But Boeing announced today that it has completed the acquisition of Vought’s half share in Global Aeronautica (GA), which assembles the mid-fuselage of the 787 Dreamliner in a second factory on the Charleston site.

Boeing did not disclose what it paid Vought for the ownership stake, which leaves Boeing and Alenia of Italy as 50-50 partners in the joint venture.

Tuesday in Charleston, Bob Noble, vice president in charge of Boeing’s 787 supply chain, insisted to skeptical journalists that Boeing hadn’t bought Vought out because GA wasn’t working well. “It was not performance-related,” said Noble.

Enzo Caiazzo, GA’s chairman and also chief operating officer of Alenia North America, went further and insisted that Vought’s four-year participation in GA could not be considered a failure because it had created a state-of-the-art airplane manufacturing plant on a previously empty site.

“Five years ago, nothing was here,” Caiazzo said.

Speaking in a phone interview from Vought headquarters in Dallas, Texas, Doty gave his take on why it happened.

Doty said Vought’s role in the GA venture became problematic when the supply chain broke down and work supposed to have been completed at other major suppliers traveled to Charleston for GA to finish.

GA takes in large sections from Alenia as well as from Fuji and Kawasaki in Japan and integrates them with a lot of Boeing-furnished parts.

The problem was that Vought had no control over the procurement of those large pieces, Doty said. Boeing, as the prime contractor, was responsible for managing those major partners.

“To manage the traveled work efficiently, you need that responsibility,” Doty said.

Though the half share in GA accounted for less than 10 percent of Vought’s 787 program revenue, he said, “It was a huge distraction and difficult to execute” because GA lacked that partner oversight role.

“That is best done by the prime,” Doty said. After discussions with the 787 leadership team, Boeing agreed.

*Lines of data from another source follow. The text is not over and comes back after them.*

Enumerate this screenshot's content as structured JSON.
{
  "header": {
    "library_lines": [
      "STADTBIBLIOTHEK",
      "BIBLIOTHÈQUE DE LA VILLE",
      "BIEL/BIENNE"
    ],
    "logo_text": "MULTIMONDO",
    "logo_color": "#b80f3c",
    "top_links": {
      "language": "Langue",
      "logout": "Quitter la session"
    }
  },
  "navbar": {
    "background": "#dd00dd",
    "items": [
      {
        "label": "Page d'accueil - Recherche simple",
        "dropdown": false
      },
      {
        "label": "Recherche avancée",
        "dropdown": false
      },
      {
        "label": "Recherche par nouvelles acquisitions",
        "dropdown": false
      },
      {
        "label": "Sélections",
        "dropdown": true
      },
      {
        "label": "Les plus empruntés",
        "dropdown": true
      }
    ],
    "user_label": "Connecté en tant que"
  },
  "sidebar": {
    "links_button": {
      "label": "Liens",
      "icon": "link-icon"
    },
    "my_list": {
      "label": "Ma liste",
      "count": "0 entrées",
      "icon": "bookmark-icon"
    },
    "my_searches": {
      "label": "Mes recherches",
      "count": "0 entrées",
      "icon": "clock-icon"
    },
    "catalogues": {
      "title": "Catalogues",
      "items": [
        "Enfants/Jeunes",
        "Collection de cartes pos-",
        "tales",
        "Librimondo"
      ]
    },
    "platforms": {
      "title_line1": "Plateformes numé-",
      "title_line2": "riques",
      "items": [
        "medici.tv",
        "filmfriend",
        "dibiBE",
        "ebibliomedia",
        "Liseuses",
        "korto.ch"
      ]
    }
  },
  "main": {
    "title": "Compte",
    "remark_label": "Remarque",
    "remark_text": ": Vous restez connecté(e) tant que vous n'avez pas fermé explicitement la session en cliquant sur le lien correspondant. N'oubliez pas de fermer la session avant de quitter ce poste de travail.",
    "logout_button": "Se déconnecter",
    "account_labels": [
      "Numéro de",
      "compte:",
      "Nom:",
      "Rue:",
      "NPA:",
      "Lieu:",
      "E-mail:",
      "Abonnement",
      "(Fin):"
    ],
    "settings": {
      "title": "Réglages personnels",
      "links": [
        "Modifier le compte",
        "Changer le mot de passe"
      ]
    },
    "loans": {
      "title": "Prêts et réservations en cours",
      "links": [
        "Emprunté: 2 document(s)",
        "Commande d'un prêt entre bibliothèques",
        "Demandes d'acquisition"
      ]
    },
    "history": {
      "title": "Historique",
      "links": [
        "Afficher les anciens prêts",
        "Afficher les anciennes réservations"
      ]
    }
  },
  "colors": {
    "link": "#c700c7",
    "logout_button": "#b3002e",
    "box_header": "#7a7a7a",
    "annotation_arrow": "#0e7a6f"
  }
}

Yet Doty said Vought’s commitment to the program remains firm, despite that pullback and the 787 schedule delays that mean reduced revenue near term.

Initial customer payments won’t begin to flow until at least 14 months later than originally planned and after that more slowly than anticipated as Boeing holds down the new jet’s delivery rate.

Boeing paid Vought a cash advance of $122 million in March as partial restitution for that loss of cash flow. Further payments are being discussed.

A person familiar with the negotiations said Doty played hardball with Boeing, insisting that the company wouldn’t continue to build parts — grinding the whole 787 supply chain relay race to a halt — unless Vought got paid.

In the interview today, Doty would say only: “It’s a negotiation. Boeing is my biggest customer.”

With sales of the Dreamliner sky high, the program will likely deliver big profits in time. But with revenue flow pushed out, for now all the suppliers are hurting as they continue to spend big.

Struggling financially, Vought secured $200 million in loans in the first quarter.

“Of course, it’s a good idea to be on the program,” Doty said. “You’re talking to someone who just arranged to take out additional debt and worked hard to find ways to finance this program.”

The money from the GA sale will help, too.

Longer term, private equity firm the Carlyle Group, which owns Vought, is looking to sell the company.

Possible buyers include Spirit AeroSystems of Wichita, Kan., or conceivably Boeing itself. Doty said he couldn’t comment on prospective buyers.

“We were for sale the day I walked in,” said Doty, who became CEO in February 2006. “My job is to continue to build.”

Dominic Gates: 206-464-2963 or dgates@seattletimes.com